Drake and its dining partner, Sodexo, have committed to finding ways to make the food and dining service more sustainable – most notably through the tray-less initiative. Trays encourage students to take more food than what they can consume, and when returned, these trays have to be washed, forcing an unnecessary use of water and cleaning chemicals.
Since Hubbell Dining Hall limited the use of trays to returning used dishes to the kitchen, both tray usage and food waste dropped drastically. The renovation of Hubbell North includes a new conveyer belt for returning dishes that will eliminate any need for trays. Drake's food service also participates in the Buy Fresh Buy Local campaign. The entire community benefits when food is purchased from area farmers and businesses, plus transportation costs and pollution are reduced.
Energy management a priority
Energy management is one of the best ways for institutions to take control of their sustainability efforts. Drake has made energy conservation a top priority by installing motion sensors on all lights in academic and administrative buildings. This helps to conserve energy by turning off lights in unoccupied rooms. Furthermore, all of the lights managed by Drake Facilities use Compact Fluorescent Light (CFL) bulbs, which use 75 percent less energy and last 10 times longer than regular incandescent bulbs.

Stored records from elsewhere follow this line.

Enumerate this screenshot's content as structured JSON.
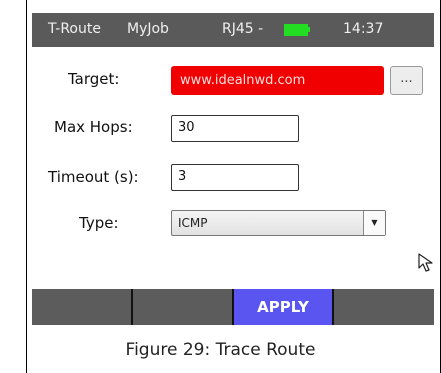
{
  "status_bar": {
    "title": "T-Route",
    "job": "MyJob",
    "port": "RJ45 -",
    "time": "14:37",
    "battery_color": "#22dd22"
  },
  "form": {
    "target": {
      "label": "Target:",
      "value": "www.idealnwd.com",
      "more_label": "..."
    },
    "max_hops": {
      "label": "Max Hops:",
      "value": "30"
    },
    "timeout": {
      "label": "Timeout (s):",
      "value": "3"
    },
    "type": {
      "label": "Type:",
      "value": "ICMP"
    }
  },
  "softkeys": [
    "",
    "",
    "APPLY",
    ""
  ],
  "colors": {
    "target_bg": "#f00000",
    "apply_bg": "#5a55f0",
    "bar_bg": "#5c5c5c"
  },
  "caption": "Figure 29: Trace Route"
}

Drake also is committed to Energy Star certified appliances, which use 10 percent to 50 percent less energy and water than regular appliances. All of the appliances that Drake purchases are Energy Star certified, allowing Drake to cut costs and reduce its impact on the environment.
Drake’s Energy Management System is set up to shut off fans and lights when buildings are not in use. This allows Drake to reduce energy usage when the University is closed or when buildings are not in use at nights and on weekends.
Drake aims to be a paperless institution by the year 2015 and has begun to reduce the amount of paper used in departments across campus. Drake Athletics has converted to electronic schedules, itineraries and media guides, which saves 692,640 sheets of paper annually. In addition, Drake's dining facilities recently gained new LCD screens for menus, advertisements and announcements. Plus, the Office of Residence Life has switched to electronic ballots and evaluations instead of using paper copies. Also, many professors now post handouts online, eliminating the need for hard copies.
Drake University is committed to environmental sustainability, as evident in campus life, academic programming, facility management and maintenance. Through the Blue is Green initiative, the University continuously engages the campus community in responsible best practices that support human well being, environmental compatibility and a healthy earth for future generations.